## Raw data

▼

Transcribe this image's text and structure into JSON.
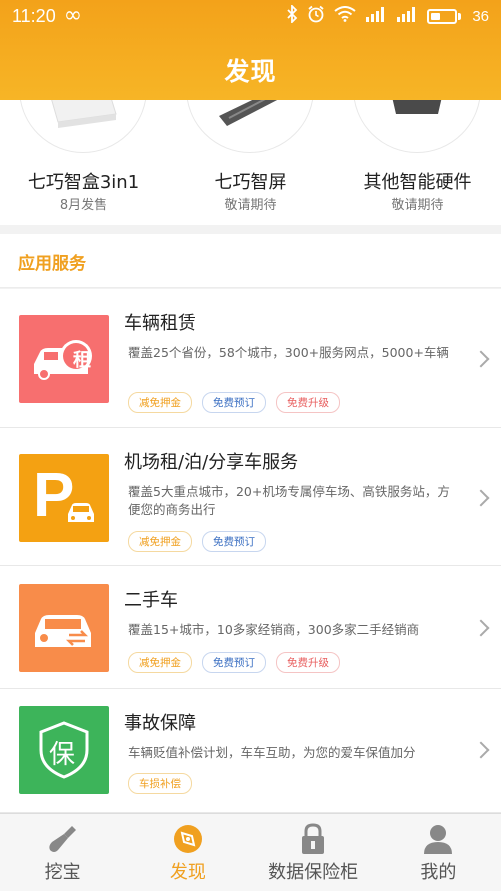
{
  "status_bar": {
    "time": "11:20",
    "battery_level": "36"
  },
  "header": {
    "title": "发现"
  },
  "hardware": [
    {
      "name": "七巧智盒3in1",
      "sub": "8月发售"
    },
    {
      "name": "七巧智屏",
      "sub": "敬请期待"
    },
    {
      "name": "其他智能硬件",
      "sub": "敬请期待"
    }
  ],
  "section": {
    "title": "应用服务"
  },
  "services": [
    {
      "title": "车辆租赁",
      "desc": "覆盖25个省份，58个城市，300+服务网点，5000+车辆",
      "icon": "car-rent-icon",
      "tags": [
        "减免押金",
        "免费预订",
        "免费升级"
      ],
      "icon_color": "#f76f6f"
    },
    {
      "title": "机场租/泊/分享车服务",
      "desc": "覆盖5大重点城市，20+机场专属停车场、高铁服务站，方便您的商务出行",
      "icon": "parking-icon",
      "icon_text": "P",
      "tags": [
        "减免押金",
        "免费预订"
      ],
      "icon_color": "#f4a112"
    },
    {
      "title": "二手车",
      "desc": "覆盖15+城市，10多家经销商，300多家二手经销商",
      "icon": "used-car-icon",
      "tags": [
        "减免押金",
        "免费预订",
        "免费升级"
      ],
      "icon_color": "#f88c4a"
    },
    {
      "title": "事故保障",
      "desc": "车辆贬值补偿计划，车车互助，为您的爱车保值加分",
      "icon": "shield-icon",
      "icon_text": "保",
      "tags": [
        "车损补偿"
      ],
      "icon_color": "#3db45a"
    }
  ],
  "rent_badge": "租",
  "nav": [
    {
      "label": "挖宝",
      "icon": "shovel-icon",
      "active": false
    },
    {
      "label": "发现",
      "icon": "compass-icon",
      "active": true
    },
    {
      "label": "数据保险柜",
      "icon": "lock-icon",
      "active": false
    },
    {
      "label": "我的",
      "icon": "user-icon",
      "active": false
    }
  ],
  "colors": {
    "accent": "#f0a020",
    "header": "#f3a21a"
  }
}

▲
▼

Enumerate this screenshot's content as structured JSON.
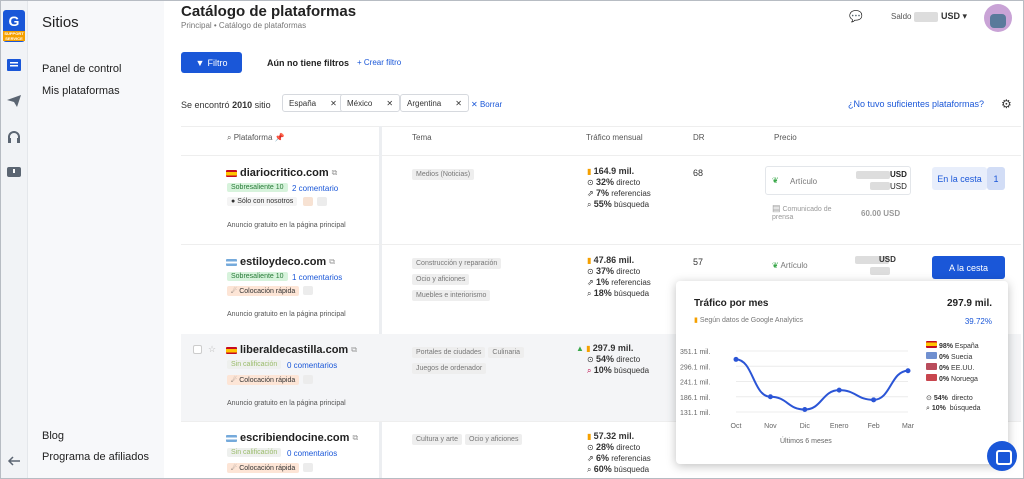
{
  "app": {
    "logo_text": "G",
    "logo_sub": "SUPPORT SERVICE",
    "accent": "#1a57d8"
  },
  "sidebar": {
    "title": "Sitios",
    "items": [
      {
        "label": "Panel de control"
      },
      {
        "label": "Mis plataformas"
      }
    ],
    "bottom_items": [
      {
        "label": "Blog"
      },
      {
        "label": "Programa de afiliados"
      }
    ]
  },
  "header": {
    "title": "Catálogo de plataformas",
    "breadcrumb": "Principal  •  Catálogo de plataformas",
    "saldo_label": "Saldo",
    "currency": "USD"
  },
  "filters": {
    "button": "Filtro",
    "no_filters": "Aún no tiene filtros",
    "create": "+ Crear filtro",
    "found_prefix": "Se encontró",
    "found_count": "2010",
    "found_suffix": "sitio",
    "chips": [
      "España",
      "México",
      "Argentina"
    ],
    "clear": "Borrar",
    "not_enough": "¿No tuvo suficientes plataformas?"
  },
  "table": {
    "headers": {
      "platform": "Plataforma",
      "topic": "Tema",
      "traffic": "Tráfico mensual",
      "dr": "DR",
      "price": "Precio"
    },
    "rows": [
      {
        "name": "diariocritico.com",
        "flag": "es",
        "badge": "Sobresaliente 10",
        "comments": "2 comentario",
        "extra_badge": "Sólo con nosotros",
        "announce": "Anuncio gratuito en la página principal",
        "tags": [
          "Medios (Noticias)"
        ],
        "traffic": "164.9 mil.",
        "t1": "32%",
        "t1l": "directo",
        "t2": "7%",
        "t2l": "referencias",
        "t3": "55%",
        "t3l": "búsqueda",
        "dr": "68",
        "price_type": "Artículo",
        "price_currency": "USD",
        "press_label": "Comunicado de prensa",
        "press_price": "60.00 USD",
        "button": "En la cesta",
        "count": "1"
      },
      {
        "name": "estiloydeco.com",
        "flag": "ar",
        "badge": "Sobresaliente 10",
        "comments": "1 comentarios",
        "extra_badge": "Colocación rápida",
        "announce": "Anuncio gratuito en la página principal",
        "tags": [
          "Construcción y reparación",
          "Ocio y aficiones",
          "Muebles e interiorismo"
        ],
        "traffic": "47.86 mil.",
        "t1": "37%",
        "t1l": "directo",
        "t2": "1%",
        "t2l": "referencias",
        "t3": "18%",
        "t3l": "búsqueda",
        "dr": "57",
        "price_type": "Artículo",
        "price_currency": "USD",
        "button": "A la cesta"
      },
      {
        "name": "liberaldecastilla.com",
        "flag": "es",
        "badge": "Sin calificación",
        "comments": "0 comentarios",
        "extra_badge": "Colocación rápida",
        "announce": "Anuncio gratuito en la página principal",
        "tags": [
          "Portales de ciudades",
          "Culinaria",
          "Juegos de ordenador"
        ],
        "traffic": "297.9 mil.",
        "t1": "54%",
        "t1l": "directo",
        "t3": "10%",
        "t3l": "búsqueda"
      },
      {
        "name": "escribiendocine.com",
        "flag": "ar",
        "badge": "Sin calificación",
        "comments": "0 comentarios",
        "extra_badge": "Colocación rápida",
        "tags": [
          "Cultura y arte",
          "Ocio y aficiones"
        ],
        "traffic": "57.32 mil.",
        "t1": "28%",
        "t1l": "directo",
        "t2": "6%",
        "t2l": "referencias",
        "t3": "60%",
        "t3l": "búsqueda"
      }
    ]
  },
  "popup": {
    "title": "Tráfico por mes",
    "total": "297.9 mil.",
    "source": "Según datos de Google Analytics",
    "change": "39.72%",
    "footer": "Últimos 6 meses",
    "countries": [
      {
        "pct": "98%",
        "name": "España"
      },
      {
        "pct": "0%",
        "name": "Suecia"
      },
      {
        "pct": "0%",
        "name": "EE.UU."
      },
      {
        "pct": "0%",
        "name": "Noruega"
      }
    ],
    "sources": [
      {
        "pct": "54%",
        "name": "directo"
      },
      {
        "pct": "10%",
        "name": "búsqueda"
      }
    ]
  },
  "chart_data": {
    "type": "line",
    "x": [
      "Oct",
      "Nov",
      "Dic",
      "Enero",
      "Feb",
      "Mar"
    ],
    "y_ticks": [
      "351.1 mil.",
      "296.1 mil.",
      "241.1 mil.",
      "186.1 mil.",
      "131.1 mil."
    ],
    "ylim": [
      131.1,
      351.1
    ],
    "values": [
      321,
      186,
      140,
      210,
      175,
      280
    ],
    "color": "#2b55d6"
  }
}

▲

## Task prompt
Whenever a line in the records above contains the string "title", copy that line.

## Task output
    "title": "发现"
    "title": "应用服务"
      "title": "车辆租赁",
      "title": "机场租/泊/分享车服务",
      "title": "二手车",
      "title": "事故保障",
    "title": "Sitios",
    "title": "Catálogo de plataformas",
    "title": "Tráfico por mes",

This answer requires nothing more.